Photo-etching (zinc plates)
Mentioned photo-etching in the first profile post – so here are a few images of one plate; there is also a blue print/photo-etching combo with colored pencil enhancements.
This is an image of photo-etched zinc plate; it was exposed and etched multiple times to achieve the the final image. The image consists of three different film positives. This plate was part of a project exploring sensitizing zinc etching plates and the use of several high contrast continuous tone film positives to create a montage of related photo images . . . a figure moving in a bathroom environment. A Kodak photo-sensitizing chemical was applied to a zinc etching plate, rather than using a plate that was pre-sensitized.
The plate was etched 5 or 6 times in a nitric acid bath diluted approximately 1:10 – 1 part nitric acid to 10 parts water . . . very often a stronger solution was used to speed up the etching process. Asphaltum was used as a block-out and applied with a brush. Finely powdered rosin was used to achieve the desired dark values, and the plates were hand-wiped after removing the excess ink with cheesecloth . . . for clean highlights tissue paper removed any ink residue . . . the tissue paper was used sparingly. Kerosene was used to remove the block-out and rosin aquatint.
For more images and detailed process information click . . .
A “combo” . . .
This “combo” is small in scale, but I made use of a large half-tone dot screen to create an image that was similar to a close-up view of a large-scale billboard image. Blue-print chemicals were used in addition to pencil (Prisma-Color) and a chemical bath to alter the color of parts of the blue-print.
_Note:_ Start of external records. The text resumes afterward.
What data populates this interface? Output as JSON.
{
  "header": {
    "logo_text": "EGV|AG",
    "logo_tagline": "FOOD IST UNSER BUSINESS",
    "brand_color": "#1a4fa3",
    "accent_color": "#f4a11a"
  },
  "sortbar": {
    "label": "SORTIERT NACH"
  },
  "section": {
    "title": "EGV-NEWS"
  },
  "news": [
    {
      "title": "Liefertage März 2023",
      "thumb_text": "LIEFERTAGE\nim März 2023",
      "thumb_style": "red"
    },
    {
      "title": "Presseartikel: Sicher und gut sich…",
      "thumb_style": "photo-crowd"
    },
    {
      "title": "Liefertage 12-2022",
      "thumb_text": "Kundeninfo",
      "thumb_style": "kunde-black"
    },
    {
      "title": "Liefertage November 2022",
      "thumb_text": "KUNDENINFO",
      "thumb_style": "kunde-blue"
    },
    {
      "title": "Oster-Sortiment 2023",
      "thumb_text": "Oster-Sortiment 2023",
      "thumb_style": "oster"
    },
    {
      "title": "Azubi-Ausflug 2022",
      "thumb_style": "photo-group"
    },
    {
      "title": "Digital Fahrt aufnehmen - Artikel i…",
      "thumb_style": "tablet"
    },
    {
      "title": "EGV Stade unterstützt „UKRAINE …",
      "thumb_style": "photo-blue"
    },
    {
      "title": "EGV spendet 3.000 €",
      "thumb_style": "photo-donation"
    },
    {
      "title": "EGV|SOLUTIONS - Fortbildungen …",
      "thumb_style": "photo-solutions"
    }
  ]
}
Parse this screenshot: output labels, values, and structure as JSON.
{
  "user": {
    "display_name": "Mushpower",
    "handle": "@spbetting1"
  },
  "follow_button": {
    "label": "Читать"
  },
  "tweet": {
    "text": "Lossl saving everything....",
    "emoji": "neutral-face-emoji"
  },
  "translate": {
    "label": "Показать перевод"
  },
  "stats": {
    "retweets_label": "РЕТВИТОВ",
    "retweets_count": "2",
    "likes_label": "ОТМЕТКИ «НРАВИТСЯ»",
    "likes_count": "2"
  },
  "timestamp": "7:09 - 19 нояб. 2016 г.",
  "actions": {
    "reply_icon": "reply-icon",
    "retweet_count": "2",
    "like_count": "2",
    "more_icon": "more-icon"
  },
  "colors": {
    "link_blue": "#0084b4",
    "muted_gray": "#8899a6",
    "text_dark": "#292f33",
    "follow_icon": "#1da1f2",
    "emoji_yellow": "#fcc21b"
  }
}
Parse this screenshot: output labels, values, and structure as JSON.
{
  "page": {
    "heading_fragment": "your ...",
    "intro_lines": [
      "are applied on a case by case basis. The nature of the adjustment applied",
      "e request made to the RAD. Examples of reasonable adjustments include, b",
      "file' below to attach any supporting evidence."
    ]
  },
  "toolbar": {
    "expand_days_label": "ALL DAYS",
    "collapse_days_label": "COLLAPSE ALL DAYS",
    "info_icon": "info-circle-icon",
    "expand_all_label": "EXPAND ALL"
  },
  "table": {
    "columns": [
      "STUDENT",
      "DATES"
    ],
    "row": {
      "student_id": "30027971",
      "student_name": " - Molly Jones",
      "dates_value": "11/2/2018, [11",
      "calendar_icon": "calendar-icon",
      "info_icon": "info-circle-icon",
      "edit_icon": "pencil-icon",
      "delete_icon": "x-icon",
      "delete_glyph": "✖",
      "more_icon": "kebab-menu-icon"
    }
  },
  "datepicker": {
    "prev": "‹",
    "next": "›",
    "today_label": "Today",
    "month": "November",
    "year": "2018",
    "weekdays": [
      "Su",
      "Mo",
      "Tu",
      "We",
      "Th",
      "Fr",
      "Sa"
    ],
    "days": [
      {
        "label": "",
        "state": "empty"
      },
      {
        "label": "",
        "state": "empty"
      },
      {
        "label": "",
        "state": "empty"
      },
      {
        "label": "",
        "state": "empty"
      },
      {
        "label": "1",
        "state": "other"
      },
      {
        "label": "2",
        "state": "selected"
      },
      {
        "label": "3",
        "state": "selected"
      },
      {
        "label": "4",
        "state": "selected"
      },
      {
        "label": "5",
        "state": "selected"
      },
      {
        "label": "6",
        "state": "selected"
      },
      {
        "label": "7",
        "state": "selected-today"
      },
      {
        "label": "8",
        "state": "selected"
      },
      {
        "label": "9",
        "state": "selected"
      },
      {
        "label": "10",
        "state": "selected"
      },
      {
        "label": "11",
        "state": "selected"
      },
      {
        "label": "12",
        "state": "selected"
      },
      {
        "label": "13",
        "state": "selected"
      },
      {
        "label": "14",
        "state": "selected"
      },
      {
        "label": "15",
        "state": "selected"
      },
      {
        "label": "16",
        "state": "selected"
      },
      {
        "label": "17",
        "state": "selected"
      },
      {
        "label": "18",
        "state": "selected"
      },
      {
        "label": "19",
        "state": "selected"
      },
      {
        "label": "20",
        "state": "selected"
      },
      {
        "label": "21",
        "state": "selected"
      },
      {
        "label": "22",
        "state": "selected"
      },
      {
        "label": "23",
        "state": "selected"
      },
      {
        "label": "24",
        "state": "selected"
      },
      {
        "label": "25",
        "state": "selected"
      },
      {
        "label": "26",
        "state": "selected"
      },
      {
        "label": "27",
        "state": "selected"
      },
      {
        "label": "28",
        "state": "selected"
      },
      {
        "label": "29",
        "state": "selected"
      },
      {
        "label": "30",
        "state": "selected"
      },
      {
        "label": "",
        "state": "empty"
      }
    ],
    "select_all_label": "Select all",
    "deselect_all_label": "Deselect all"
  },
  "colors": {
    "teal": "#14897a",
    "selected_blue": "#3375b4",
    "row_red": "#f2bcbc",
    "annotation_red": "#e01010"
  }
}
My “mantra” is: “Know the history of your craft“.
Just FYI . . . I can draw . . . I decided to add a pencil sketch (figure study).